Of course, not all Nebraskans oppose Keystone XL. Plenty of landowners have signed agreements allowing TransCanada to build on their property, and many other residents have long been satisfied that the project is in the state’s interest.
Paul Landow, a political science professor at the University of Nebraska Omaha, said urban Nebraskans tend to favor pipeline construction while more residents of rural areas are opposed. Professor Landow said the coalition of opponents has presented its case smartly and, to a certain extent, been effective. Still, he said, the pipeline debate most likely will not be a deciding factor in statewide political contests.
At Saturday’s Harvest the Hope concert, where about 8,000 people turned off the gravel road to spend the afternoon at the Tanderup farm, many spoke emotionally and at length about their opposition to the pipeline and the problems they fear it portends.
Leaders of Native American tribes from Nebraska and South Dakota said they would take whatever steps necessary to protect their land. Landowners told reporters they feared the pipeline would tarnish the soil for their grandchildren. And Mr. Nelson and Mr. Young tied Keystone XL to the broader issues of climate change and corporate influence in politics. They urged Nebraskans to continue working to block the pipeline’s construction and protect the environment.
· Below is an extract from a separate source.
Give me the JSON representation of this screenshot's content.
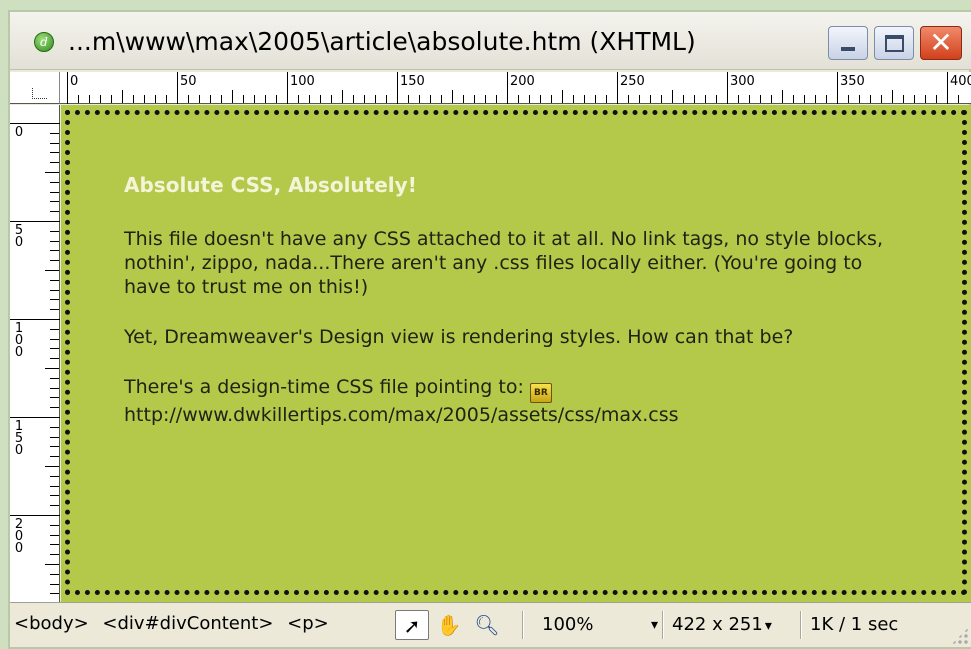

“I know it’s a great thing we’re doing,” Mr. Young said from the stage. “But even if we don’t win this round, we’re going to be even stronger next time.”